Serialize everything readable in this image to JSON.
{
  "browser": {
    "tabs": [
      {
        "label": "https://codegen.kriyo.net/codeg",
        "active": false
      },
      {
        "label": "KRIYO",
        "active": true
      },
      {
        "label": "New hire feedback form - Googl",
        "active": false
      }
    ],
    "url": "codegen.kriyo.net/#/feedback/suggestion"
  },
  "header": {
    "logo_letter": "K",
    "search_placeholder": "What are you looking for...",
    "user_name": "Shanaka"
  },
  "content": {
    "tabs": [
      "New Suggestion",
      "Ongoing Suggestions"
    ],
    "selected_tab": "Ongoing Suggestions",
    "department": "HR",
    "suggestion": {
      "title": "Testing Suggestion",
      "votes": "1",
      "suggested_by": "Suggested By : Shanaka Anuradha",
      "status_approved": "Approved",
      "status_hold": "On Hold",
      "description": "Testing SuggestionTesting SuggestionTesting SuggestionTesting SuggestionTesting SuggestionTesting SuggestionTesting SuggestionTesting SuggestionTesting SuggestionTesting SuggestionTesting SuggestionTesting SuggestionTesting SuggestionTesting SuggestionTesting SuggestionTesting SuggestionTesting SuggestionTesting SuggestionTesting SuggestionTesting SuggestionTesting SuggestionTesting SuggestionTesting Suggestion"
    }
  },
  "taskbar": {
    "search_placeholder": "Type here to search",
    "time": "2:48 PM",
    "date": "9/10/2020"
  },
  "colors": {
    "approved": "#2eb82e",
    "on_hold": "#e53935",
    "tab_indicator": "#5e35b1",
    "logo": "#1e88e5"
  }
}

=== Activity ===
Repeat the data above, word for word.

=== Exercise output ===
Serialize everything readable in this image to JSON.
{
  "browser": {
    "tabs": [
      {
        "label": "https://codegen.kriyo.net/codeg",
        "active": false
      },
      {
        "label": "KRIYO",
        "active": true
      },
      {
        "label": "New hire feedback form - Googl",
        "active": false
      }
    ],
    "url": "codegen.kriyo.net/#/feedback/suggestion"
  },
  "header": {
    "logo_letter": "K",
    "search_placeholder": "What are you looking for...",
    "user_name": "Shanaka"
  },
  "content": {
    "tabs": [
      "New Suggestion",
      "Ongoing Suggestions"
    ],
    "selected_tab": "Ongoing Suggestions",
    "department": "HR",
    "suggestion": {
      "title": "Testing Suggestion",
      "votes": "1",
      "suggested_by": "Suggested By : Shanaka Anuradha",
      "status_approved": "Approved",
      "status_hold": "On Hold",
      "description": "Testing SuggestionTesting SuggestionTesting SuggestionTesting SuggestionTesting SuggestionTesting SuggestionTesting SuggestionTesting SuggestionTesting SuggestionTesting SuggestionTesting SuggestionTesting SuggestionTesting SuggestionTesting SuggestionTesting SuggestionTesting SuggestionTesting SuggestionTesting SuggestionTesting SuggestionTesting SuggestionTesting SuggestionTesting SuggestionTesting Suggestion"
    }
  },
  "taskbar": {
    "search_placeholder": "Type here to search",
    "time": "2:48 PM",
    "date": "9/10/2020"
  },
  "colors": {
    "approved": "#2eb82e",
    "on_hold": "#e53935",
    "tab_indicator": "#5e35b1",
    "logo": "#1e88e5"
  }
}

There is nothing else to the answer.